==== Source material ====

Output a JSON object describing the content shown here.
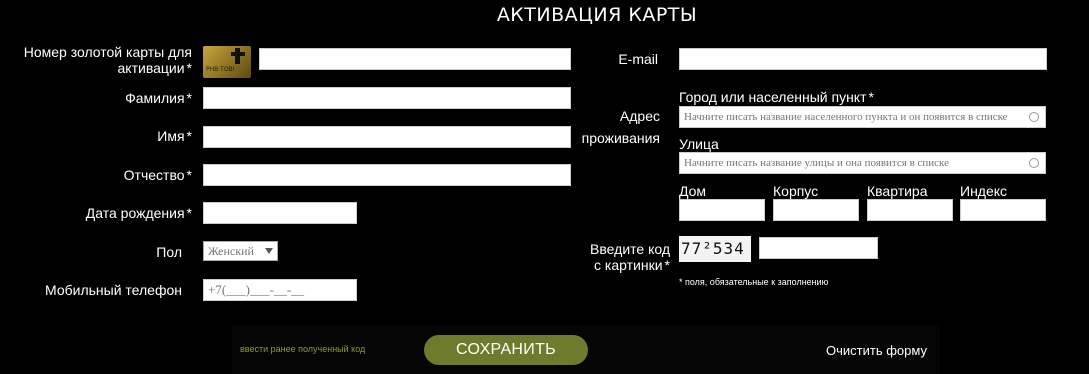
{
  "title": "АКТИВАЦИЯ КАРТЫ",
  "left": {
    "card_number_label_line1": "Номер золотой карты для",
    "card_number_label_line2": "активации",
    "surname_label": "Фамилия",
    "name_label": "Имя",
    "patronymic_label": "Отчество",
    "birthdate_label": "Дата рождения",
    "gender_label": "Пол",
    "gender_value": "Женский",
    "phone_label": "Мобильный телефон",
    "phone_value": "+7(___)___-__-__"
  },
  "right": {
    "email_label": "E-mail",
    "address_label_line1": "Адрес",
    "address_label_line2": "проживания",
    "city_label": "Город или населенный пункт",
    "city_placeholder": "Начните писать название населенного пункта и он появится в списке",
    "street_label": "Улица",
    "street_placeholder": "Начните писать название улицы и она появится в списке",
    "house_label": "Дом",
    "building_label": "Корпус",
    "apartment_label": "Квартира",
    "index_label": "Индекс",
    "captcha_label_line1": "Введите код",
    "captcha_label_line2": "с картинки",
    "captcha_text": "77²534",
    "required_note": "* поля, обязательные к заполнению"
  },
  "card_icon_text": "PHB·TOBI",
  "required_mark": "*",
  "footer": {
    "prev_code_link": "ввести ранее полученный код",
    "save_button": "СОХРАНИТЬ",
    "clear_button": "Очистить форму"
  },
  "colors": {
    "background": "#000000",
    "accent": "#6e7a2c",
    "link": "#8e9a36"
  },
  "icons": [
    "gold-card-icon",
    "circle-icon",
    "dropdown-arrow-icon",
    "captcha-image"
  ]
}
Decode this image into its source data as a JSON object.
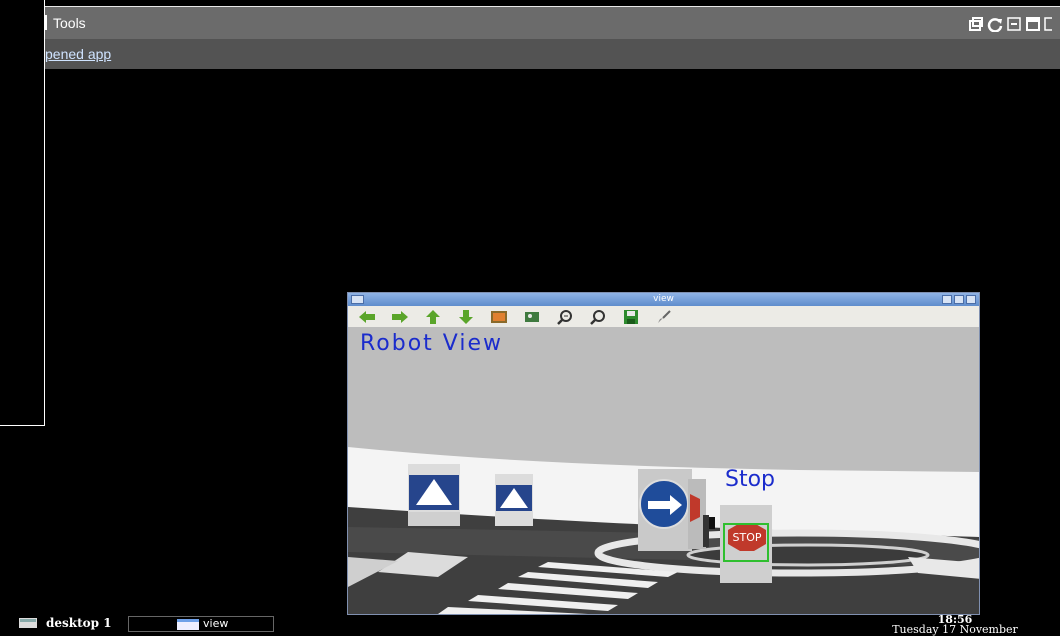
{
  "topbar": {
    "title": "Tools"
  },
  "subbar": {
    "link_text": "pened app"
  },
  "window": {
    "title": "view",
    "toolbar_icons": [
      "arrow-left-icon",
      "arrow-right-icon",
      "arrow-up-icon",
      "arrow-down-icon",
      "image-icon",
      "picture-icon",
      "zoom-in-icon",
      "zoom-out-icon",
      "save-icon",
      "brush-icon"
    ]
  },
  "scene": {
    "heading": "Robot View",
    "detection_label": "Stop",
    "sign_text": "STOP"
  },
  "taskbar": {
    "desktop_label": "desktop 1",
    "task_label": "view",
    "time": "18:56",
    "date": "Tuesday 17 November"
  },
  "colors": {
    "annotation_blue": "#1b2ccc",
    "detection_green": "#2fbf2f",
    "titlebar_blue": "#5f8ccc"
  }
}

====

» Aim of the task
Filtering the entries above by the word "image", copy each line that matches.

» Output of the task
    "captcha-image"
Decode this image into its source data as a JSON object.
      "image-icon",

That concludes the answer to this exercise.